Creamy Gorgonzola Fettuccine
8 ounces uncooked fettuccine
3 cups (1-inch) diagonally sliced asparagus (about 10 ounces)
2 teaspoons butter or stick margarine
4 garlic cloves, minced
1 tablespoon all-purpose flour
1 1/4 cups fat-free milk
1/4 cup (2 ounces)
1/3-less-fat cream cheese
1/4 teaspoon salt
1/2 cup (2 ounces) Gorgonzola or other blue cheese, crumbled
2 tablespoons chopped walnuts, toasted
Freshly ground black pepper (optional)
Cook pasta in boiling water 6 minutes, omitting salt and fat. Add asparagus, and cook 2 minutes or until tender.
While pasta is cooking, melt butter in a medium saucepan over medium-high heat. Add garlic, and cook for 3 minutes. Add flour; cook 30 seconds, stirring constantly. Gradually add milk, stirring well with a whisk. Stir in cream cheese and salt; cook 3 minutes or until thick, stirring constantly.
Drain pasta and asparagus; place in a large bowl. Add sauce; tossing to coat. Serve with Gorgonzola and walnuts, and sprinkle with pepper, if desired.
What I did:

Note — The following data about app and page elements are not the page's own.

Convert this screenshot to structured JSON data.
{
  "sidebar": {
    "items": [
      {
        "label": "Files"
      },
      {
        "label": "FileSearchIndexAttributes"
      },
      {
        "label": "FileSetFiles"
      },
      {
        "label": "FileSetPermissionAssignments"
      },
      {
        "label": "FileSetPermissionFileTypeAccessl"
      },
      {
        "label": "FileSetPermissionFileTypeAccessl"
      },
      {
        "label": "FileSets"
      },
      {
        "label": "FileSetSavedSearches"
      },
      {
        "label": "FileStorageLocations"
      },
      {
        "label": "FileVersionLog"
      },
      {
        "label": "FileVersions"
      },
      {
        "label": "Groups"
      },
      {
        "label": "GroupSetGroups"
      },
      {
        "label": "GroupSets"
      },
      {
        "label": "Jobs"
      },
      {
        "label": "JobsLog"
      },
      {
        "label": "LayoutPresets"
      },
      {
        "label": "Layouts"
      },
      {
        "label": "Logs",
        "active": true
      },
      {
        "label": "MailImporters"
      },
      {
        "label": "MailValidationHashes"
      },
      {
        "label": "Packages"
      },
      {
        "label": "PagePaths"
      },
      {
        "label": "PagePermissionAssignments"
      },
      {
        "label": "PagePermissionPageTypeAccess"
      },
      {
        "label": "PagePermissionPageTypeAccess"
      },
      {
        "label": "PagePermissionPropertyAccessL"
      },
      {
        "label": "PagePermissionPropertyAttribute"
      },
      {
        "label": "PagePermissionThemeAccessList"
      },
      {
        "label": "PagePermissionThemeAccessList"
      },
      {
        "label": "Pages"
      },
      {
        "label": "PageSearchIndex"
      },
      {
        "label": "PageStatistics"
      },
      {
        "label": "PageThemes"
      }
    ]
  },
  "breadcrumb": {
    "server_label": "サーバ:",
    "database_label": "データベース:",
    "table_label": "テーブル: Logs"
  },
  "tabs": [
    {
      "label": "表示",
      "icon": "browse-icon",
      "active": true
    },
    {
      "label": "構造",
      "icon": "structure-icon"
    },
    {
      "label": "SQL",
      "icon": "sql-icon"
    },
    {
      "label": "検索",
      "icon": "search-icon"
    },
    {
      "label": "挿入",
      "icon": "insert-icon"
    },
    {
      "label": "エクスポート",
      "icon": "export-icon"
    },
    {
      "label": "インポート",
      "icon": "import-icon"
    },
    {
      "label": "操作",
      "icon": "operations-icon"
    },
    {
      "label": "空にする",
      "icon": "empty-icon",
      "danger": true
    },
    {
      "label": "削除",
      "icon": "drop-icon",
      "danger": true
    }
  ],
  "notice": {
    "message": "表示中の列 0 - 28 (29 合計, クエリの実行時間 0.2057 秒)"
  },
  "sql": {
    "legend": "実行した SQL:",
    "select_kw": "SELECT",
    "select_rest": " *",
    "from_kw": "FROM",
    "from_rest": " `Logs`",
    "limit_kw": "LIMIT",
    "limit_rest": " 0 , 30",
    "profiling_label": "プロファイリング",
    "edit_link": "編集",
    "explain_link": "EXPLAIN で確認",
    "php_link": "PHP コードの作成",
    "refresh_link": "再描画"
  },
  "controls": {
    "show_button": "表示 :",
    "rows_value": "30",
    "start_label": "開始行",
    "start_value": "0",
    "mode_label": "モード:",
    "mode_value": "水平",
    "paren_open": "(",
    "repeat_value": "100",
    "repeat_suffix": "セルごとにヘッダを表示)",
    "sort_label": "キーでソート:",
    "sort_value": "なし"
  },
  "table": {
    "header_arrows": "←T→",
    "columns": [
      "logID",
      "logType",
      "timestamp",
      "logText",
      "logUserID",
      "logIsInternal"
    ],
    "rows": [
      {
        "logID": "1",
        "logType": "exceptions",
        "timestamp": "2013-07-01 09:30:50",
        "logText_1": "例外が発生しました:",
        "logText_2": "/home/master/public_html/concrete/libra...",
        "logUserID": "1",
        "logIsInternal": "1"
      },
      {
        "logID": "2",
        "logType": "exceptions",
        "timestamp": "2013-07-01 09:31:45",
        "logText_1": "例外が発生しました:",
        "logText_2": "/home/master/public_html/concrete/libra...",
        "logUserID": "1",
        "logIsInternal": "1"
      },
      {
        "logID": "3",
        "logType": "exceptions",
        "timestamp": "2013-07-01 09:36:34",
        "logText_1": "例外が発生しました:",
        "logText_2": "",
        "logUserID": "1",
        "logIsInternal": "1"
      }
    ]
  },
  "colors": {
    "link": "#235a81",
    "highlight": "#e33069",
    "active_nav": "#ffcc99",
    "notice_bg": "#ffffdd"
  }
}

For starters, I bought asparagus (Spargel! white asparagus) and maybe the first clue should have been that buying it in October isn't likely to yield high quality. The first thing I did was to start to prep it, and after cutting roughly 1/4 of the bunch I tasted a few slices and literally spit them out. Too bitter! I wasn't about to gamble on all this food and cook them anyway in the hopes that they would taste better after cooking. In the garbage they went. It is a shame...
Because the fettucine was 12 oz and not 8 I decided to enlarge the sauce ingredients slightly. 3T of butter, for instance. 2T of flour, maybe even a little more. 1.5 cups of milk - 2%. 3 oz of cream cheese (the only thing that was light in this entire recipe!). 3/4 of a cup of gorgonzola cheese. I also stirred the cheese directly into the milk/butter/cream cheese combo which was cooking. I didn't think merely crumbling it on top would be the same effect - I wanted sauce! I didn't toast the walnuts. That may be a good idea.
I now have an entire 2 cup container of gorgonzola sauce in the fridge, even after having my meal last night. It was very good, and scratched my itch. (Now what am I going to do with all that sauce??)
Wanderlust and new experiences: DRD4-7R. It's embedded in my DNA, it's not my fault. I've been to all four quadrants on this Globe we call Home... and am very behind on sharing the stories and photos. Stick with me, will you?